Data records START

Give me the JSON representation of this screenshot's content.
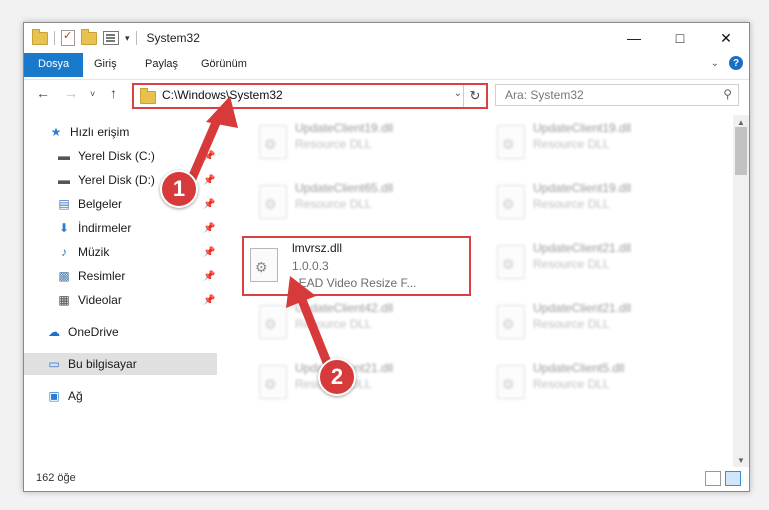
{
  "window": {
    "title": "System32"
  },
  "ribbon": {
    "tabs": [
      {
        "label": "Dosya"
      },
      {
        "label": "Giriş"
      },
      {
        "label": "Paylaş"
      },
      {
        "label": "Görünüm"
      }
    ]
  },
  "nav": {
    "address": "C:\\Windows\\System32",
    "search_placeholder": "Ara: System32"
  },
  "sidebar": {
    "items": [
      {
        "label": "Hızlı erişim",
        "icon": "star-icon"
      },
      {
        "label": "Yerel Disk (C:)",
        "icon": "drive-icon",
        "pinned": true
      },
      {
        "label": "Yerel Disk (D:)",
        "icon": "drive-icon",
        "pinned": true
      },
      {
        "label": "Belgeler",
        "icon": "documents-icon",
        "pinned": true
      },
      {
        "label": "İndirmeler",
        "icon": "download-icon",
        "pinned": true
      },
      {
        "label": "Müzik",
        "icon": "music-icon",
        "pinned": true
      },
      {
        "label": "Resimler",
        "icon": "pictures-icon",
        "pinned": true
      },
      {
        "label": "Videolar",
        "icon": "video-icon",
        "pinned": true
      },
      {
        "label": "OneDrive",
        "icon": "cloud-icon"
      },
      {
        "label": "Bu bilgisayar",
        "icon": "computer-icon",
        "selected": true
      },
      {
        "label": "Ağ",
        "icon": "network-icon"
      }
    ]
  },
  "files": [
    {
      "name": "UpdateClient19.dll",
      "desc": "Resource DLL"
    },
    {
      "name": "UpdateClient19.dll",
      "desc": "Resource DLL"
    },
    {
      "name": "UpdateClient65.dll",
      "desc": "Resource DLL"
    },
    {
      "name": "UpdateClient19.dll",
      "desc": "Resource DLL"
    },
    {
      "name": "lmvrsz.dll",
      "version": "1.0.0.3",
      "desc": "LEAD Video Resize F..."
    },
    {
      "name": "UpdateClient21.dll",
      "desc": "Resource DLL"
    },
    {
      "name": "UpdateClient42.dll",
      "desc": "Resource DLL"
    },
    {
      "name": "UpdateClient21.dll",
      "desc": "Resource DLL"
    },
    {
      "name": "UpdateClient21.dll",
      "desc": "Resource DLL"
    },
    {
      "name": "UpdateClient5.dll",
      "desc": "Resource DLL"
    }
  ],
  "status": {
    "count": "162 öğe"
  },
  "annotations": {
    "step1": "1",
    "step2": "2",
    "color": "#d63a3a"
  }
}
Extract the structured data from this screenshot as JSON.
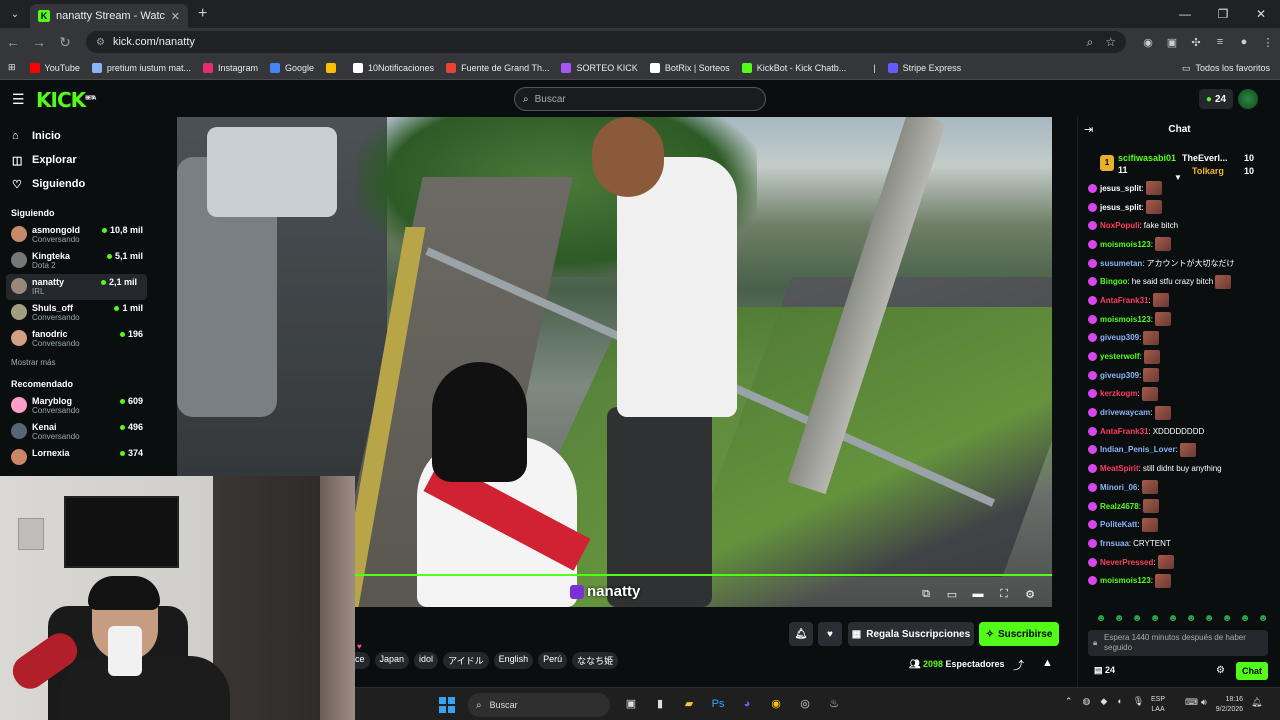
{
  "browser": {
    "tab_title": "nanatty Stream - Watch Live on Kick",
    "url": "kick.com/nanatty",
    "bookmarks": [
      {
        "label": "YouTube",
        "color": "#ff0000"
      },
      {
        "label": "pretium iustum mat...",
        "color": "#8ab4f8"
      },
      {
        "label": "Instagram",
        "color": "#e1306c"
      },
      {
        "label": "Google",
        "color": "#4285f4"
      },
      {
        "label": "",
        "color": "#fbbc05"
      },
      {
        "label": "10Notificaciones",
        "color": "#ffffff"
      },
      {
        "label": "Fuente de Grand Th...",
        "color": "#ea4335"
      },
      {
        "label": "SORTEO KICK",
        "color": "#a855f7"
      },
      {
        "label": "BotRix | Sorteos",
        "color": "#ffffff"
      },
      {
        "label": "KickBot - Kick Chatb...",
        "color": "#53fc18"
      },
      {
        "label": "|",
        "color": "transparent"
      },
      {
        "label": "Stripe Express",
        "color": "#635bff"
      }
    ],
    "bookmarks_all": "Todos los favoritos"
  },
  "kick": {
    "logo": "KICK",
    "logo_badge": "BETA",
    "search_placeholder": "Buscar",
    "header_count": "24",
    "nav": [
      {
        "label": "Inicio",
        "icon": "home-icon",
        "glyph": "⌂"
      },
      {
        "label": "Explorar",
        "icon": "explore-icon",
        "glyph": "◫"
      },
      {
        "label": "Siguiendo",
        "icon": "heart-icon",
        "glyph": "♡"
      }
    ],
    "following_title": "Siguiendo",
    "following": [
      {
        "name": "asmongold",
        "category": "Conversando",
        "viewers": "10,8 mil",
        "color": "#c58a6a"
      },
      {
        "name": "Kingteka",
        "category": "Dota 2",
        "viewers": "5,1 mil",
        "color": "#777777"
      },
      {
        "name": "nanatty",
        "category": "IRL",
        "viewers": "2,1 mil",
        "color": "#998877"
      },
      {
        "name": "Shuls_off",
        "category": "Conversando",
        "viewers": "1 mil",
        "color": "#a0a080"
      },
      {
        "name": "fanodric",
        "category": "Conversando",
        "viewers": "196",
        "color": "#d0a080"
      }
    ],
    "show_more": "Mostrar más",
    "recommended_title": "Recomendado",
    "recommended": [
      {
        "name": "Maryblog",
        "category": "Conversando",
        "viewers": "609",
        "color": "#ff9ec7"
      },
      {
        "name": "Kenai",
        "category": "Conversando",
        "viewers": "496",
        "color": "#556677"
      },
      {
        "name": "Lornexia",
        "category": "",
        "viewers": "374",
        "color": "#cc8866"
      }
    ],
    "watermark": "nanatty",
    "tags": [
      "nce",
      "Japan",
      "idol",
      "アイドル",
      "English",
      "Perú",
      "ななち姫"
    ],
    "gift_label": "Regala Suscripciones",
    "subscribe_label": "Suscribirse",
    "viewers_count": "2098",
    "viewers_label": "Espectadores"
  },
  "chat": {
    "title": "Chat",
    "leaders": [
      {
        "name": "scifiwasabi01",
        "value": "11",
        "color": "#53fc18"
      },
      {
        "name": "TheEverl...",
        "value": "10",
        "color": "#ffffff"
      },
      {
        "name": "Tolkarg",
        "value": "10",
        "color": "#f0b429"
      }
    ],
    "messages": [
      {
        "user": "jesus_split",
        "color": "#ffffff",
        "text": "",
        "emote": true
      },
      {
        "user": "jesus_split",
        "color": "#ffffff",
        "text": "",
        "emote": true
      },
      {
        "user": "NoxPopuli",
        "color": "#ff3b5c",
        "text": "fake bitch",
        "emote": false
      },
      {
        "user": "moismois123",
        "color": "#53fc18",
        "text": "",
        "emote": true
      },
      {
        "user": "susumetan",
        "color": "#8ab4f8",
        "text": "アカウントが大切なだけ",
        "emote": false
      },
      {
        "user": "Bingoo",
        "color": "#53fc18",
        "text": "he said stfu crazy bitch",
        "emote": true
      },
      {
        "user": "AntaFrank31",
        "color": "#ff3b5c",
        "text": "",
        "emote": true
      },
      {
        "user": "moismois123",
        "color": "#53fc18",
        "text": "",
        "emote": true
      },
      {
        "user": "giveup309",
        "color": "#8ab4f8",
        "text": "",
        "emote": true
      },
      {
        "user": "yesterwolf",
        "color": "#53fc18",
        "text": "",
        "emote": true
      },
      {
        "user": "giveup309",
        "color": "#8ab4f8",
        "text": "",
        "emote": true
      },
      {
        "user": "kerzkogm",
        "color": "#ff3b5c",
        "text": "",
        "emote": true
      },
      {
        "user": "drivewaycam",
        "color": "#8ab4f8",
        "text": "",
        "emote": true
      },
      {
        "user": "AntaFrank31",
        "color": "#ff3b5c",
        "text": "XDDDDDDDD",
        "emote": false
      },
      {
        "user": "Indian_Penis_Lover",
        "color": "#8ab4f8",
        "text": "",
        "emote": true
      },
      {
        "user": "MeatSpirit",
        "color": "#ff3b5c",
        "text": "still didnt buy anything",
        "emote": false
      },
      {
        "user": "Minori_06",
        "color": "#8ab4f8",
        "text": "",
        "emote": true
      },
      {
        "user": "Realz4678",
        "color": "#53fc18",
        "text": "",
        "emote": true
      },
      {
        "user": "PoliteKatt",
        "color": "#8ab4f8",
        "text": "",
        "emote": true
      },
      {
        "user": "frnsuaa",
        "color": "#8ab4f8",
        "text": "CRYTENT",
        "emote": false
      },
      {
        "user": "NeverPressed",
        "color": "#ff3b5c",
        "text": "",
        "emote": true
      },
      {
        "user": "moismois123",
        "color": "#53fc18",
        "text": "",
        "emote": true
      }
    ],
    "input_placeholder": "Espera 1440 minutos después de haber seguido",
    "footer_count": "24",
    "send_label": "Chat"
  },
  "taskbar": {
    "search_label": "Buscar",
    "lang_line1": "ESP",
    "lang_line2": "LAA",
    "time": "18:16",
    "date": "9/2/2026"
  }
}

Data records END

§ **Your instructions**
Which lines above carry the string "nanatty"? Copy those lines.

§ **Exercise response**
    "tab_title": "nanatty Stream - Watch Live on Kick",
    "url": "kick.com/nanatty",
        "name": "nanatty",
    "watermark": "nanatty",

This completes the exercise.